Now this could be a simple blood and guts tale. Man gets stuck in a canyon, man cuts his arm off with a dull pen knife. But although the amputation is horrifyingly gruesome, Boyle’s skill lies in expanding the space of this tiny hole. You really get into Ralston’s head. Here’s a guy who thought he had it sussed - he thought he had everything worked out. But then came this boulder. Pinned to the wall, he gets to see ants and insects continue their existence, possessing a freedom he no longer shares.
For me, the film began to turn into something special when Ralston began to hallucinate. He begins to see his family sitting on a sofa in front of him in the canyon. No words are exchanged; no maudlin platitudes are shared. Instead they’re bathed in a golden light. Here are the people that care about him. Here are the people that are going to suffer if he can’t get out of this hole. And these are also the people that he has shut out. He finally begins to realize their importance; they’re finally coming out of the darkness.
Later Ralston even sees a child sitting on the sofa. This is a vision of the future he could have. He could be a father. He could have a family of his own. And there are also some wonderful flashbacks to Ralston’s past. We see him mucking about with his mum and dad and his sister. We get the impression that he’s forgotten about this - about how much these moments mean to him.
It’s only when Ralston has made this inner journey that he has the resolve to extricate himself from the hole. Using the dull pen knife, he begins to hack into his arm. Here you get to see another side of Danny Boyle’s character. He’s also a blood and guts man. The scene is truly horrific. Ralston breaks his arm a couple of times and then desperately amputates his dead limb. It’s a savage sequence and one that is aided greatly by Boyle’s command of the language of cinema. He knows that blood and guts on their own don’t really convey much. The true horror is in the sound effects. First its the breaking of his arm and then it’s the wailing guitars that come shredding from the speakers whenever Ralston touches a nerve. It immediately brings to mind the agony of going to the dentist when a nerve is hit. Except this is a horror on a much larger scale.
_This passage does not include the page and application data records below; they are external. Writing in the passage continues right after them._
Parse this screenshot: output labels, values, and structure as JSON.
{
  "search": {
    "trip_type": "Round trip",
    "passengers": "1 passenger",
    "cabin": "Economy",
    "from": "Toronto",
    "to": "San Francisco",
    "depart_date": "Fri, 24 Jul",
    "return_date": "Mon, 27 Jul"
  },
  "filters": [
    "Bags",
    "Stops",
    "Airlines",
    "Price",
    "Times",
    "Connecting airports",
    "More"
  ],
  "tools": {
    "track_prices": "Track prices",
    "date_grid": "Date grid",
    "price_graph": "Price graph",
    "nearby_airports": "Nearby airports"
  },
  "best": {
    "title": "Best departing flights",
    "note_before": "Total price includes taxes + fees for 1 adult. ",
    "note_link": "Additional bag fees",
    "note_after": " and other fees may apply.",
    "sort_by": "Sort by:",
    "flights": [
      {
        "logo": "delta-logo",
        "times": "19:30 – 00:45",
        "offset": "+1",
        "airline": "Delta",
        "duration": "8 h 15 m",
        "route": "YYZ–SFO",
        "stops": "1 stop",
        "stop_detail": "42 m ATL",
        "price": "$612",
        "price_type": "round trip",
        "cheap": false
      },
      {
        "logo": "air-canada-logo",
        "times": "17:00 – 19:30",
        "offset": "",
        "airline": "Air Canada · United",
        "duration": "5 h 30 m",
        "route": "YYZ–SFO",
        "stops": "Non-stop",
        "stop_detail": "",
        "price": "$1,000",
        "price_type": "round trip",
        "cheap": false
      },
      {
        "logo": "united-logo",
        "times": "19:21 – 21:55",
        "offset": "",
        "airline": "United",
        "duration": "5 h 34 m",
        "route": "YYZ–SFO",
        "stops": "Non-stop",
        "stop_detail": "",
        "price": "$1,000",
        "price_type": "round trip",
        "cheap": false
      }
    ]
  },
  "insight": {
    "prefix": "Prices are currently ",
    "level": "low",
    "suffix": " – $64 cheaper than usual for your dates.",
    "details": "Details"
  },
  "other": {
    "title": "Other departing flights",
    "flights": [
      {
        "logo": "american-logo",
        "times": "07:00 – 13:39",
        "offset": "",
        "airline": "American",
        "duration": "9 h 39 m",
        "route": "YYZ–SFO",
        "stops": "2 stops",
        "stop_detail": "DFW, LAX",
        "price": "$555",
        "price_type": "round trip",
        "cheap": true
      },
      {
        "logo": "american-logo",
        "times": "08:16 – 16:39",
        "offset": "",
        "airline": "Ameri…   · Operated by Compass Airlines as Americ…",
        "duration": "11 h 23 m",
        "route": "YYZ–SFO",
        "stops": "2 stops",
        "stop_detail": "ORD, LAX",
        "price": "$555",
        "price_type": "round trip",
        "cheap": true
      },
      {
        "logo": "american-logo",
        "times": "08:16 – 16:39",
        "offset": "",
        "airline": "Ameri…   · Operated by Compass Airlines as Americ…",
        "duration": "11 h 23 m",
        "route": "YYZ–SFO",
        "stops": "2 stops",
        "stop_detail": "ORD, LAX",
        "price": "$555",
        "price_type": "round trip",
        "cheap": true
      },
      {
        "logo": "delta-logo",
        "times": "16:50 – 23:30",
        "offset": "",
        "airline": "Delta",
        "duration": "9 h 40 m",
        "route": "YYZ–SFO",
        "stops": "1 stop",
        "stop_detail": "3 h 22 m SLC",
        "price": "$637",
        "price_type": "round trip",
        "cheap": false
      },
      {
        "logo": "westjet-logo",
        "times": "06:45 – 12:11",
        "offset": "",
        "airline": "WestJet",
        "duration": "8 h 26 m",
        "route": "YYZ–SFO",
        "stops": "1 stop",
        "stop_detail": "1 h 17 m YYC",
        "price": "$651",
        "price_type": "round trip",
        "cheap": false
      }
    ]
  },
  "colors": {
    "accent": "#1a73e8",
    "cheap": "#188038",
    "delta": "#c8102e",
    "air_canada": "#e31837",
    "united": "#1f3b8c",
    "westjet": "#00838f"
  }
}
After Ralston frees himself from the boulder and the canyon passage, he has the good fortune to stumble upon the path of a hiking family. He looks like a shell of the man he used to be and for the first time since we meet him he has to accept help from other people. Finally he knows that he can’t do everything on his own - that other people are there to help shoulder the burden.
Ralston’s character has an interesting view on his ordeal. He thinks that the boulder has been waiting for him his whole life - the two were always destined to meet. This sounds terrifying but you can also take comfort from it. It doesn’t mean that there’s a god up there pulling strings. It means that what’s going to happen is going to happen. It’s up to us to make the most of it and to learn from it. Hopefully most of us won’t require a boulder to tells us that we need to treat our families and loved ones with compassion and respect.